Your objective: If a line below contains "content", count it; then state how many such lines there are, and nothing else.
── Data section
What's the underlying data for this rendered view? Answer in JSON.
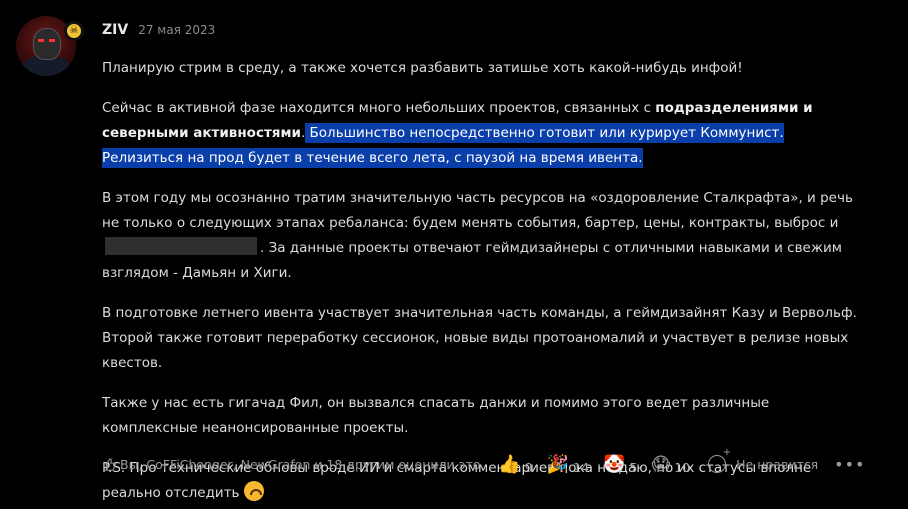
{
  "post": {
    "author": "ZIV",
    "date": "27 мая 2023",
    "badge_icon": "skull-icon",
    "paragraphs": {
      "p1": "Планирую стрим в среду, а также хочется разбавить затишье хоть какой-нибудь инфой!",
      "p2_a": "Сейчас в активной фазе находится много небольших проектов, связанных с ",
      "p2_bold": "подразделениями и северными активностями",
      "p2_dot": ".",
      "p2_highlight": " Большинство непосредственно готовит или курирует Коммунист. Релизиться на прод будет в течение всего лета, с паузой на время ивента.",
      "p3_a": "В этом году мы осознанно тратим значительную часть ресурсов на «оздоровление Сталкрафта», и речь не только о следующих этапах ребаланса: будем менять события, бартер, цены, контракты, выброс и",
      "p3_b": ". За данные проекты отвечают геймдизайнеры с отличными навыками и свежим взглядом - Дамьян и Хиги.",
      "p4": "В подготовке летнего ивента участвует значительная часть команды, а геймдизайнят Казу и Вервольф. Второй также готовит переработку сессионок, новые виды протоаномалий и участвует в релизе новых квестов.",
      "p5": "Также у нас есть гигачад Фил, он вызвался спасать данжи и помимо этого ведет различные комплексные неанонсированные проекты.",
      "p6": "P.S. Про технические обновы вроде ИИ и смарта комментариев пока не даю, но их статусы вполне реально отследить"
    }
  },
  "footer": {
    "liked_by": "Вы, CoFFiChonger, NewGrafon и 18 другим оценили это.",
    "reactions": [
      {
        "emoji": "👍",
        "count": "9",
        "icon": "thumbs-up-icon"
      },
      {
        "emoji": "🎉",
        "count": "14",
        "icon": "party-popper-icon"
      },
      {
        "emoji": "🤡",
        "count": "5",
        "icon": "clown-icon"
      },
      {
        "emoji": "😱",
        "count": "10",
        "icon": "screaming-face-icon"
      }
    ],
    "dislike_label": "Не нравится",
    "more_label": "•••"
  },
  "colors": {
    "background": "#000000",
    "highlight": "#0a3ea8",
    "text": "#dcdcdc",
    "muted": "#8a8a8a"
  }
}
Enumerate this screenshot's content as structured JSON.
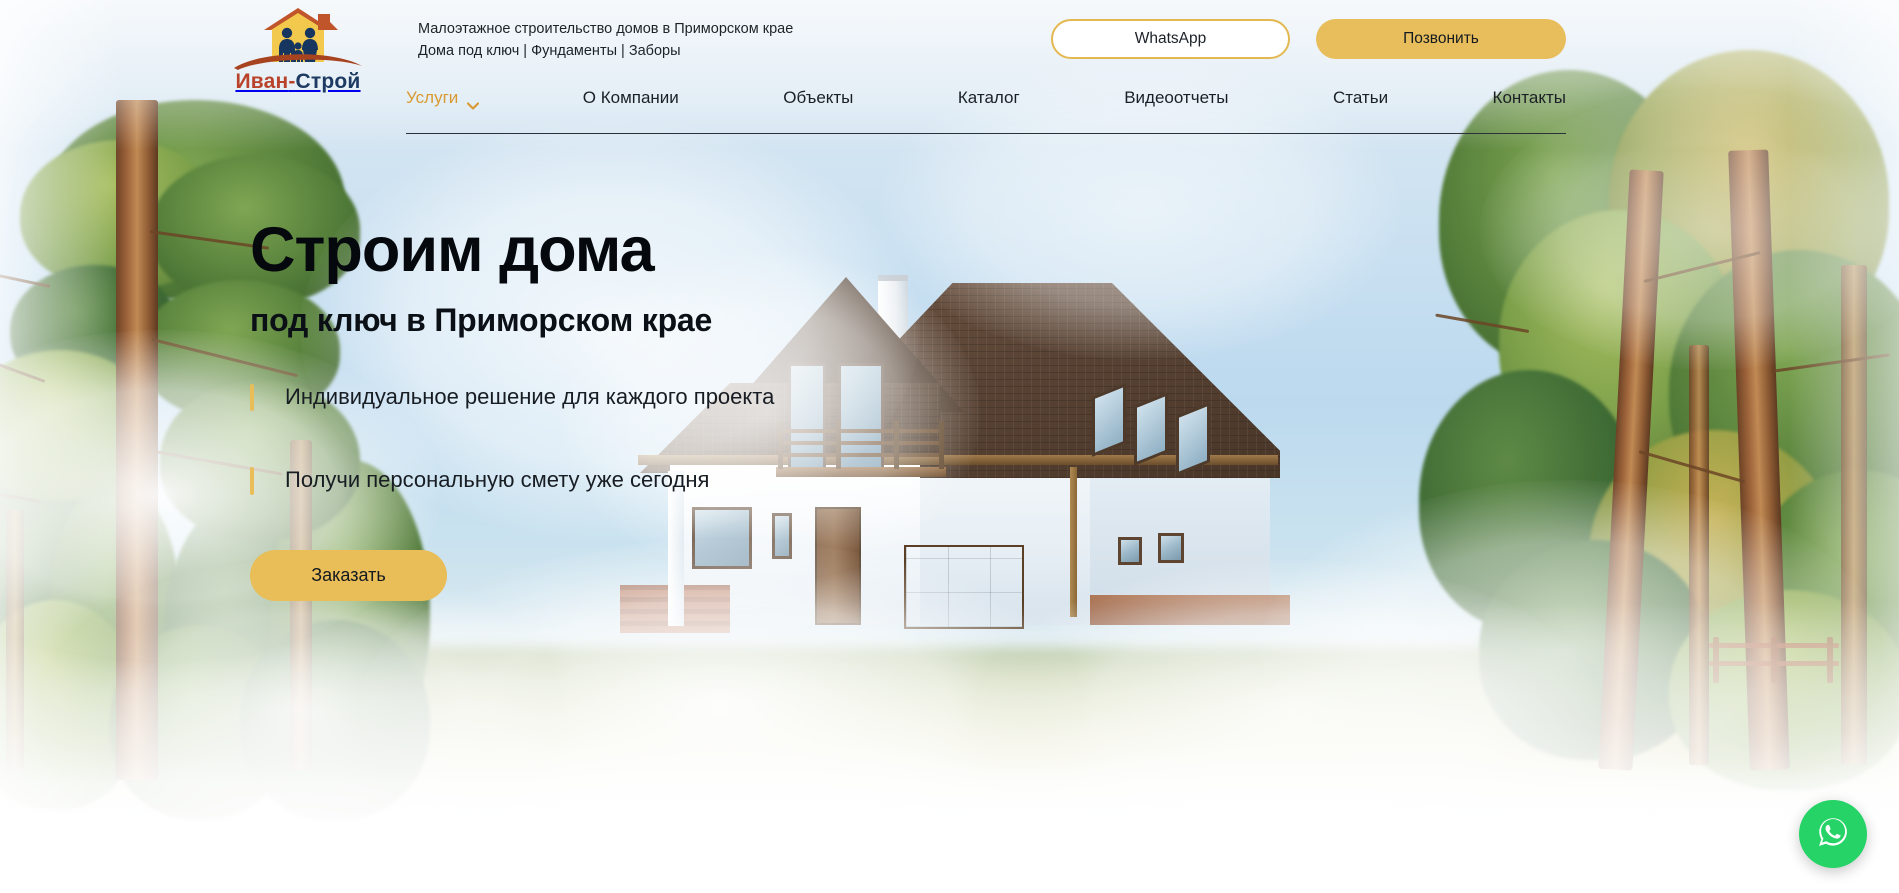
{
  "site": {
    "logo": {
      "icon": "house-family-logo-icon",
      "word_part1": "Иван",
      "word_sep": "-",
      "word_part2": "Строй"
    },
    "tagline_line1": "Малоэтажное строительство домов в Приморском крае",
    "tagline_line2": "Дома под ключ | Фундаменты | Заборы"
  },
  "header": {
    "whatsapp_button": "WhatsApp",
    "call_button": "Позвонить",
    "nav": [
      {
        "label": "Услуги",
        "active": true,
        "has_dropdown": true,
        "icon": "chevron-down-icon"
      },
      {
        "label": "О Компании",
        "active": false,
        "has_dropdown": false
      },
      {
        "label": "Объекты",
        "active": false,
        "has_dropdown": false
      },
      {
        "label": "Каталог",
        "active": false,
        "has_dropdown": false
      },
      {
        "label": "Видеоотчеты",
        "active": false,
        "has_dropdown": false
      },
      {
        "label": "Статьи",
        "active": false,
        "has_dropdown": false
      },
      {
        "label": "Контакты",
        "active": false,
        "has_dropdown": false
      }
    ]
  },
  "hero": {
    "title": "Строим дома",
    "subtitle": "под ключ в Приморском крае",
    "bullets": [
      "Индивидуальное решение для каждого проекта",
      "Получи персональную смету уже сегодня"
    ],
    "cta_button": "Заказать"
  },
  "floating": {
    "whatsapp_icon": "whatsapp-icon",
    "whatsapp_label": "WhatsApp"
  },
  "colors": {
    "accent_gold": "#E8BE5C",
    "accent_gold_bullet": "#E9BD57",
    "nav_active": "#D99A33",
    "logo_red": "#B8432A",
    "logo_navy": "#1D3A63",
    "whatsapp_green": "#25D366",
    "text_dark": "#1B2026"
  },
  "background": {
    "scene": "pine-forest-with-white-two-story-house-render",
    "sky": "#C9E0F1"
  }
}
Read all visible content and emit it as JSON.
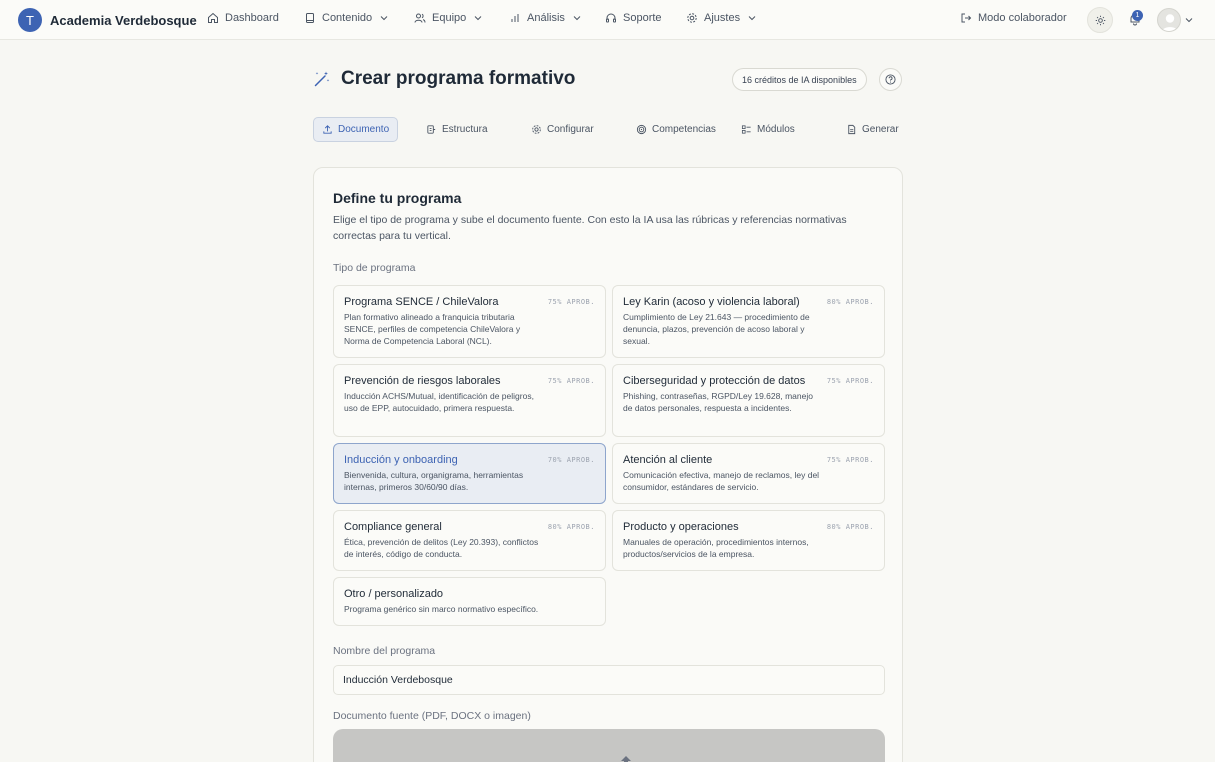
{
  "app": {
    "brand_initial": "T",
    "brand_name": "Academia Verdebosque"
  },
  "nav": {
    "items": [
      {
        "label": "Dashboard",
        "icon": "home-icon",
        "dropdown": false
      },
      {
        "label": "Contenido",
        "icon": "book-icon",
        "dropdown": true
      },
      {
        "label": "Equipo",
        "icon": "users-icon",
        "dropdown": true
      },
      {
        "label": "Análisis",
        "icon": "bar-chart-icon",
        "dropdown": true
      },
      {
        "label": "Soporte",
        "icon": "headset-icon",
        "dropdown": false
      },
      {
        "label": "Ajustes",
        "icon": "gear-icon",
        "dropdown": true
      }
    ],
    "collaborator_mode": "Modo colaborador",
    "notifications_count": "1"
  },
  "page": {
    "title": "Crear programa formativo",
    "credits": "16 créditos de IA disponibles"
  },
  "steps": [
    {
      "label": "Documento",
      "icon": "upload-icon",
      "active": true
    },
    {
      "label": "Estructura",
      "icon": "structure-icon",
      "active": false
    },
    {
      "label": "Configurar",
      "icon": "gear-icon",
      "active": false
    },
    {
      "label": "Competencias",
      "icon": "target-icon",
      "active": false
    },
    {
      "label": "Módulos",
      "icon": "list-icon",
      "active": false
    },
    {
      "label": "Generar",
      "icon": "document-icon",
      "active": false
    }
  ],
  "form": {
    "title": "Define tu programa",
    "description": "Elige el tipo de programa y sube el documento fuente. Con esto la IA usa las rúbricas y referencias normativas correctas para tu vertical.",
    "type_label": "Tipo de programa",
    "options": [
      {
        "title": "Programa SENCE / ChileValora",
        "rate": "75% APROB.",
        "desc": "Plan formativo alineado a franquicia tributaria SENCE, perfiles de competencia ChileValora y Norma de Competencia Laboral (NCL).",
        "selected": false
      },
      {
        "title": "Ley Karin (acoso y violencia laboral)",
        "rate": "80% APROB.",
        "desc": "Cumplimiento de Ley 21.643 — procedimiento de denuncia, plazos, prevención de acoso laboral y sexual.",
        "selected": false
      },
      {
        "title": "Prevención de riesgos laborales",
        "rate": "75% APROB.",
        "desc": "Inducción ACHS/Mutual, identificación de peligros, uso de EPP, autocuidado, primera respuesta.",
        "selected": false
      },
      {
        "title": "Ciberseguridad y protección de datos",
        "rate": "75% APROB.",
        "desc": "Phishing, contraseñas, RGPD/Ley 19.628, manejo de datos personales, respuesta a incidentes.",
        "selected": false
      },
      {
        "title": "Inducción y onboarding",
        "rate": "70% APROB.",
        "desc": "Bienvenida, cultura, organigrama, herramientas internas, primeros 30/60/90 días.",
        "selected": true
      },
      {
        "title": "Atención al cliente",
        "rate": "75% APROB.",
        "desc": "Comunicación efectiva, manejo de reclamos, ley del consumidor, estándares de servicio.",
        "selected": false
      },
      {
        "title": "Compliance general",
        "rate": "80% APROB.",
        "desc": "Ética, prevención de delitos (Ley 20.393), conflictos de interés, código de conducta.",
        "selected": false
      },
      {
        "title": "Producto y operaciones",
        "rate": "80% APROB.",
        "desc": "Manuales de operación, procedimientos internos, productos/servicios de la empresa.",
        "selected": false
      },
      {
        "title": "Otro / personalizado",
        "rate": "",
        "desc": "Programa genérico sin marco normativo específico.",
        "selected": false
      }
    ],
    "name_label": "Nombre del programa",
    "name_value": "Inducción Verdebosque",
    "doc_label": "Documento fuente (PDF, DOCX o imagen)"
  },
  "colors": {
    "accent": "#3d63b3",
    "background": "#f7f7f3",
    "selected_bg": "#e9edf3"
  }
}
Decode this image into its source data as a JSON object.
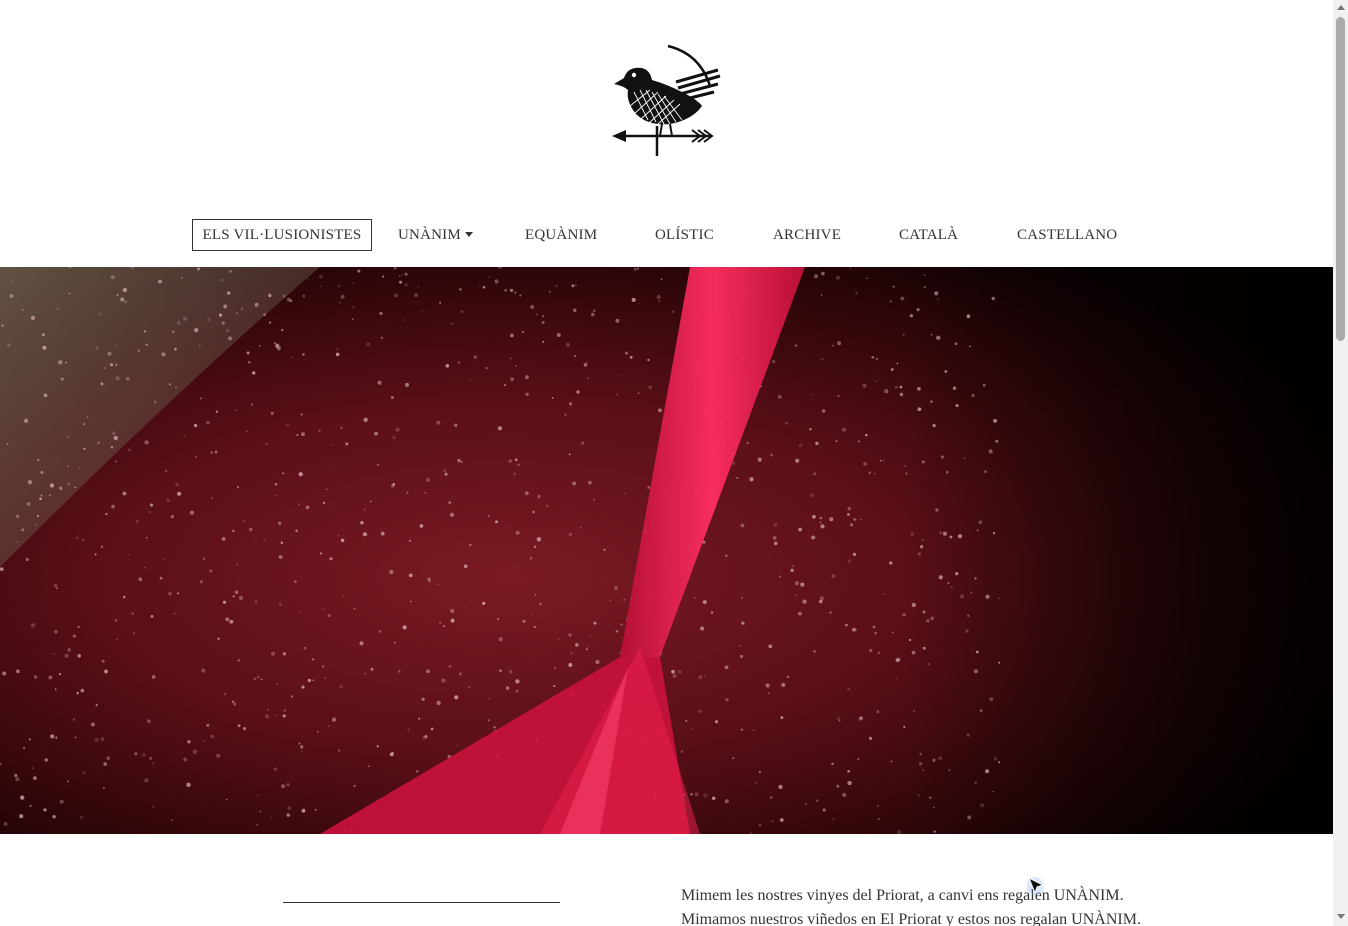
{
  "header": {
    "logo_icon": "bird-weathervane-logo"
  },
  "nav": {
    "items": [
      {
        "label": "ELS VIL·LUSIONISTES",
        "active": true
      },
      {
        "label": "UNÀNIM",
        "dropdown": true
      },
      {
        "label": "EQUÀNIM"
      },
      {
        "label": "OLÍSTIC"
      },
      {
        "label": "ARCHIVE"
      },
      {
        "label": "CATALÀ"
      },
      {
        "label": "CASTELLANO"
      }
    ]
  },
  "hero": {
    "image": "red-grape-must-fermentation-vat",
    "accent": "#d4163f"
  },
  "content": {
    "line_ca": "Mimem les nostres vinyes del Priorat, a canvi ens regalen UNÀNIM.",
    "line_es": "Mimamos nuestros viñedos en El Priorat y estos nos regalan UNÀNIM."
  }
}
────
Solution below: 3